believers persecuted, and temples, churches and mosques were
either demolished or used for other purposes. After the 1978
liberalization, religions flourished again, and the Chinese
constitution guarantees the right to "normal" religious
activities. What is "normal" is defined by the authorities
at all times, but the prohibitions are primarily aimed at
all unorganized religious activity, often characterized as
"superstition," and against religious movements that evade
government control, such as Falun Gong. Tibetan Buddhists
have been heavily persecuted when suspected of supporting
attempts to promote Tibet independence. Religions are
presumed to operate within the framework of
government-approved organizations, and are controlled by
state religious affairs offices.
1911 Civil Revolution
The upheaval in 1911 had no basis for mass movement. Most

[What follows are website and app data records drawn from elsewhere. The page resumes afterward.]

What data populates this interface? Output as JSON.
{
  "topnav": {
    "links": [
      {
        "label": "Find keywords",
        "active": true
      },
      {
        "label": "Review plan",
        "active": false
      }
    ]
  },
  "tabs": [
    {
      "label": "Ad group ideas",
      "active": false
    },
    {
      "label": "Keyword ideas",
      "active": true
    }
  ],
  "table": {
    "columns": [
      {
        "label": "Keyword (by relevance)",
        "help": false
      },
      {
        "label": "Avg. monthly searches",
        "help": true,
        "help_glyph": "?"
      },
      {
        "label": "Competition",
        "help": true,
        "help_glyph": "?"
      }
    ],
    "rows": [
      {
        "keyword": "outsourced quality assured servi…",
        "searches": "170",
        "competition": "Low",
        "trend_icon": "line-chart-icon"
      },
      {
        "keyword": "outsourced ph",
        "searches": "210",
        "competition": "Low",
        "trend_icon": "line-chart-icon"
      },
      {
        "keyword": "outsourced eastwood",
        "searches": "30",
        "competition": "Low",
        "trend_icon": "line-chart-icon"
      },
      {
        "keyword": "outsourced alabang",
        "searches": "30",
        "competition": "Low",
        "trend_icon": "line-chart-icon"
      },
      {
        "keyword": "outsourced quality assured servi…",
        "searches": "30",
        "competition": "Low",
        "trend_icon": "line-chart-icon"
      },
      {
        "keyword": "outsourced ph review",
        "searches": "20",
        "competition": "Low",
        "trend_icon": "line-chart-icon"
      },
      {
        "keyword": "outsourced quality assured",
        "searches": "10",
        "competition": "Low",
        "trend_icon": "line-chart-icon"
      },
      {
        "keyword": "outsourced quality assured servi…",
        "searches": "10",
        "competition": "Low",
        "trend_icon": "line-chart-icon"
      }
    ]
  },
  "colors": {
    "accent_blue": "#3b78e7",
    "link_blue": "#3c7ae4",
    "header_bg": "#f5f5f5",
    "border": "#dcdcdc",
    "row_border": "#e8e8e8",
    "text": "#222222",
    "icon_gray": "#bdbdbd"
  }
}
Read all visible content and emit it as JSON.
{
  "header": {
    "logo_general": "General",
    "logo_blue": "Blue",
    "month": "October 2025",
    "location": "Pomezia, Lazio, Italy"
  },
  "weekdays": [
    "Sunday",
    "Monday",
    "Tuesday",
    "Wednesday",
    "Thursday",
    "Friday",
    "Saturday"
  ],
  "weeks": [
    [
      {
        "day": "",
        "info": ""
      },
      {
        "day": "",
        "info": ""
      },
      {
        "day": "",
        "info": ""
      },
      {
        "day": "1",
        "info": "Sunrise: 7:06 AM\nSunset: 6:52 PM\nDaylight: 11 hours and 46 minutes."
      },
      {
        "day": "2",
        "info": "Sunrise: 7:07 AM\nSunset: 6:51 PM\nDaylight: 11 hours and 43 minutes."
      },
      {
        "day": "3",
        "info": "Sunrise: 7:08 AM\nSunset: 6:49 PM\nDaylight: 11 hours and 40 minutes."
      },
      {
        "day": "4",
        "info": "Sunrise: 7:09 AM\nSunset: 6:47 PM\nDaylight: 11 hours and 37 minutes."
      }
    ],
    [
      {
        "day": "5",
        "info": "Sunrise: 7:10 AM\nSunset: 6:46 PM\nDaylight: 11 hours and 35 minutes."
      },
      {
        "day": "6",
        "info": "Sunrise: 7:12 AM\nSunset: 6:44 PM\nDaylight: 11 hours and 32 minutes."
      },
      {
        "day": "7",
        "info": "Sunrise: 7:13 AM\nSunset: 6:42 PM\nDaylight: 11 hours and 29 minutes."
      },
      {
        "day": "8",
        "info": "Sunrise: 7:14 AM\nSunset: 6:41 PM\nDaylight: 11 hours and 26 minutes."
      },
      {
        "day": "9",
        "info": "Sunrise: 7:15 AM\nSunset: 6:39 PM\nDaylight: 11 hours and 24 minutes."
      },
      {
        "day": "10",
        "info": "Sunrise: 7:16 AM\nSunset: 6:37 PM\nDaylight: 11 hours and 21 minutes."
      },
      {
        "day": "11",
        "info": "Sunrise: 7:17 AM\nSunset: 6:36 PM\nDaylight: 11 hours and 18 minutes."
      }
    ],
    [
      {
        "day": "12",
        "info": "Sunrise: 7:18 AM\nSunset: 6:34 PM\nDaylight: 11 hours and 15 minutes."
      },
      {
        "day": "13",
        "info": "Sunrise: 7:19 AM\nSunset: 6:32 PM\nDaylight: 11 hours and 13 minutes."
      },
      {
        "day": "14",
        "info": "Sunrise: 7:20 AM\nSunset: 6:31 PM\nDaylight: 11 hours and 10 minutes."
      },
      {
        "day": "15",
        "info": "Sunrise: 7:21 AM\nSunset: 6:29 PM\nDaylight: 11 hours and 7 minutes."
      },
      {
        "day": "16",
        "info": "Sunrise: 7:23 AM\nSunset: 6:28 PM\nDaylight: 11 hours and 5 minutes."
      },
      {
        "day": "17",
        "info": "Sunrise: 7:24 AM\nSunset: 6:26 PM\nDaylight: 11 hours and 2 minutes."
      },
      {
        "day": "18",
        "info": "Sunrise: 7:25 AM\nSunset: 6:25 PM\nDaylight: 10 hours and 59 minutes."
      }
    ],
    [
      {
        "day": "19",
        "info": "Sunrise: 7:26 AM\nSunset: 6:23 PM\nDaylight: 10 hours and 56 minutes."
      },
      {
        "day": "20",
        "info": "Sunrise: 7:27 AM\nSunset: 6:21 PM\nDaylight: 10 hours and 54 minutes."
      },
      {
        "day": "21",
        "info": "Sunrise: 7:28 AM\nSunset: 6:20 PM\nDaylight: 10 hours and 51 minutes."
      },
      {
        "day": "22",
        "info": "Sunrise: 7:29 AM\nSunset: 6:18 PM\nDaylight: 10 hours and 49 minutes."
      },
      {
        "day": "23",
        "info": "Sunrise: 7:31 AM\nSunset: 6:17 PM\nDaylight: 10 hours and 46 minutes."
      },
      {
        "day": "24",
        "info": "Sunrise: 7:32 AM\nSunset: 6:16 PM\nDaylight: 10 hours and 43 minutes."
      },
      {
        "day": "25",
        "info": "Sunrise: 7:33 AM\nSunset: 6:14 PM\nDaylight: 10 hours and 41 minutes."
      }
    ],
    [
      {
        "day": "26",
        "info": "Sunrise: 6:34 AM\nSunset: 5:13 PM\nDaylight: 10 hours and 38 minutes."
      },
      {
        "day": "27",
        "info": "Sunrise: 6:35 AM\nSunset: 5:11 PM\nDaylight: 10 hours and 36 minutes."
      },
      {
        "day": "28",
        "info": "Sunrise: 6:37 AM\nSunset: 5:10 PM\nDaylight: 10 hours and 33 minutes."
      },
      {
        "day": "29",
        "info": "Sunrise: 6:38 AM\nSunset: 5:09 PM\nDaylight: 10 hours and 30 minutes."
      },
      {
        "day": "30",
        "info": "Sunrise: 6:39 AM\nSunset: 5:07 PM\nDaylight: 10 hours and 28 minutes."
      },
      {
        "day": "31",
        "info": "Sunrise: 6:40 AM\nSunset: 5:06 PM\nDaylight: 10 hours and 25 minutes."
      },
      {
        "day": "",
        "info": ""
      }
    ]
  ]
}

of the generals participating in the uprising were more
interested in power than in the democratic reforms Sun
wanted. There was rivalry between the generals. The country
fell apart and Sun Yat-sen died in 1925. He had not been
able to unify the country and give it a new dynamic.
Sun Yat-sen did not receive the support of the Western
powers he had hoped for, and after the Russian Revolution he
sought support from the Soviet Union. But the nationalist
wave grew in strength. General Yuan who had come to power in
1911 and his successors did not master the problems. When it
became known that the government had approved granting the
German concessions in China to Japan, a new movement was
triggered, and this time it was a mass movement. It was "4.
the May Movement ”(1919), which was led by students and
intellectuals, but also had broad support from other groups.
An extensive boycott of Japanese goods followed in «4.
the wake of the May movement. The nationalist Kuomintang
party formed in 1912 grew strongly on this nationalist wave.
Another impetus in this development was the Chinese
Communist Party, founded in 1921. Initially, Kuomintang
sought to build a powerful party and a modern army with
Russian advisers. After Sun Yat-sen's death, General Chiang
Kai-shek became the leading man in Kuomintang. He saw it as
his most important task to win military control over China.
During all these entanglements, China was changing its
character. The traditional exam system for officials was
formally abolished in 1905. This gave rise to the emergence
of new groups of officials. Trade and industry grew, and a
new group of Chinese industrialists and financiers emerged.
In 1914 China had half a million industrial workers, in 1925
two million and in 1945 three million. Although industrial
workers did not even make up 1% of the population, they
became a new dynamic factor. The peasant rebellions under
the empire had also shown that there was a great latent
revolutionary force in the peasant masses.
Kuomintang, who had originally been a bourgeois radical
party, became, under Chiang's leadership from 1927, more and
more a reactionary and fascist party, relying on the
traditional landlord class, the wealthy and industrialists.
Chiang's 1943 book "China's Destiny" was put on the list of
banned books in the United States because it was
anti-Western and anti-liberal. Although Chiang had brought
China under his leadership in 1927, he did not implement any
radical reforms. Chiang had strengthened his position
militarily, but weakened it socially.